Sorry if I sound a bit pessimistic…but I really must level with you and tell you that you just can’t do it. It’s impossible! You can’t get over the anger you may be feeling. You can’t act loving and kind to your children. You can’t be a good wife to your husband and you can’t even be a good person.
Do you know why I make such negative, blunt statements? Because we are all full of sin! We can try to do good and choose to do right most of the time, but even then we can become full of pride when we think that we have been strong enough to be good and be a nice person.
Isaiah 64:6 says: “All of us have become like one who is unclean, and all our righteous acts are like filthy rags; we all shrivel up like a leaf, and like the wind our sins sweep us away.” What?! Our good actions are like “filthy rags”? How can that be? It seems strange, but it’s very true.
I’ve been down this road before…I accepted Jesus into my heart a long time ago, but I’ve still felt somehow that I must strive and try with all my might to be good, so that God will be proud of me and I will be a good example for others. I think that’s why I’ve gone through many ups and downs emotionally over the years. When I’m acting right and being “good” I have felt good about myself and my faith. Then I became tired, or lazy, or selfish, and I didn’t act right or do the things I thought I should be doing, and I spiraled down, down, down in shame and despair. Usually, my mood didn’t change until I reached the point where I was willing to acknowledge that God was in control and I chose to trust and obey again. God has been working on this in my life over the years, gradually helping me to see the problem with my old way of doing it and the solution to such thought patterns. I think sometimes God allows us to see glimpses of certain principles, and we don’t see them clearly until God knows we’re ready to accept or act on the truth He gives.
Anyway, this past week as I was doing my devotions, I read I Corinthians 13 and lingered over verses 4-7. “Love is patient, love is kind. It does not envy, it does not boast, it is not proud. It is not rude, it is not self-seeking, it is not easily angered, it keeps no record of wrongs. Love does not delight in evil but rejoices with the truth. It always protects, always trusts, always hope, always perseveres.” I’ve always tried to develop that kind of love in my life in the past. I would do well for a while, and then feel terribly guilty when I blew it and “angered easily” at my kids or wasn’t kind or patient with my husband. As I read these verses this week, it suddenly dawned on me…I can’t do this! I really can’t! It seemed as if I suddenly realized that only Jesus can love others in this way – through me!

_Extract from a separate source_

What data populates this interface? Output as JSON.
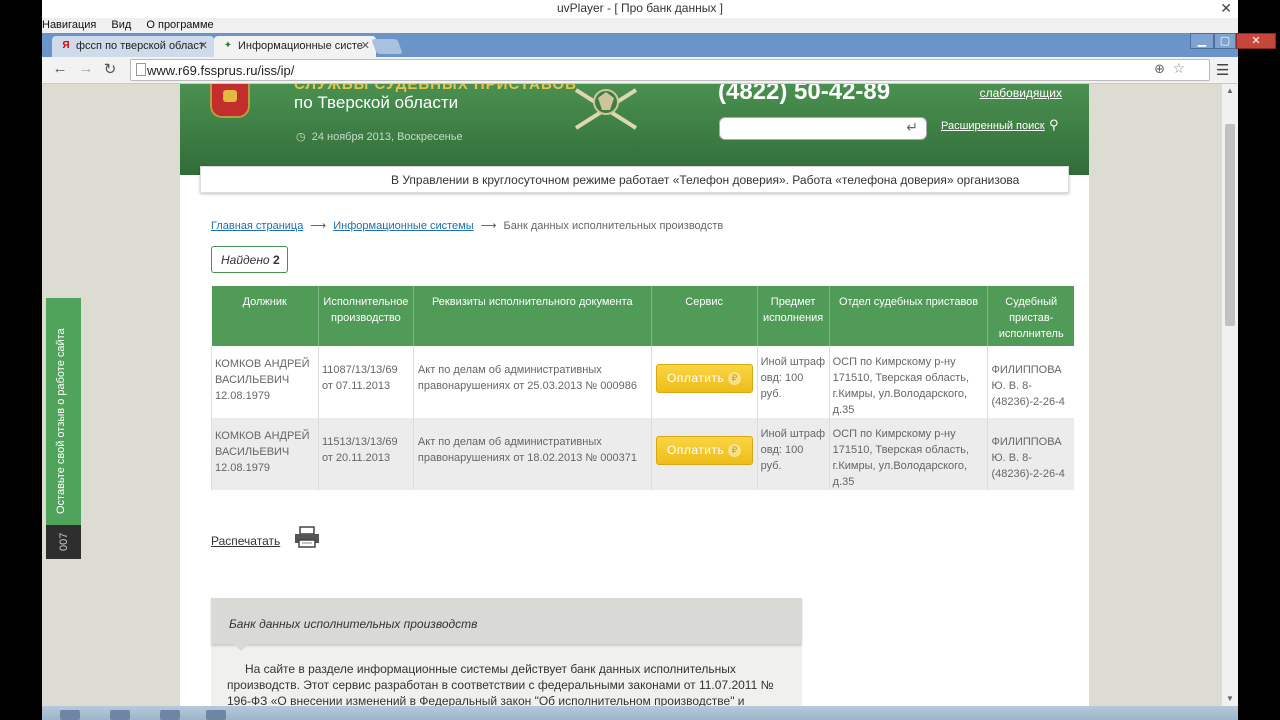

Through songs I’ve heard, books I’ve been reading, other verses in the Bible, God has been pointing out the need for me to die so that Christ can live through me. Galatians 2:20a – “I have been crucified with Christ and I no longer live, but Christ lives in me.” Is this easy? No. Is this painful? Yes. Is this dying process worth it? Definitely.
If you are feeling anger toward your children, there are probably many different causes for that anger. (I talked about many of them in the article Why Do We Get So Angry?) Please remember, anger is a normal emotion and that feeling in itself is not sin. When we act in wrong ways because of that anger, we move into the area of sin and that’s what we need to deal with and turn from. This might hurt a bit (I hate to even admit it myself!) but I believe that basically we are dealing with selfishness when we act out in anger. We feel that emotion inside of us and we choose to let it escalate into rage or we justify it by dwelling on how overworked and underappreciated we are, and then we lash out at those around us.
The first step in “dying” is to make sure that Jesus is the Lord of your life. With Jesus in control, you don’t have to worry and try so hard! You just have to practice stepping aside and letting the Lord do His stuff. When you can’t see straight because you’re so mad at your kids, it’s time to remember that you can’t love them. You have tried to do it on your own again, and it just won’t work. Time to say, “Sorry Lord, I’ll let you have control again.” Sometimes you may have to leave the room until you know that you’ve “died” and can act in right ways again because Jesus is acting through you. “He himself bore our sins in his body on the tree [the cross], so that we might die to sins and live for righteousness; by his wounds you have been healed.” (I Peter 2:24)
I know all of this doesn’t come naturally, but when we develop this practice in our lives, we will become more and more mature. It seems like we will lose ourselves and be unhappy, but the truth is we will finally find freedom and happiness when we choose to die!
© Robyn Mulder 2000, therobynsnest.org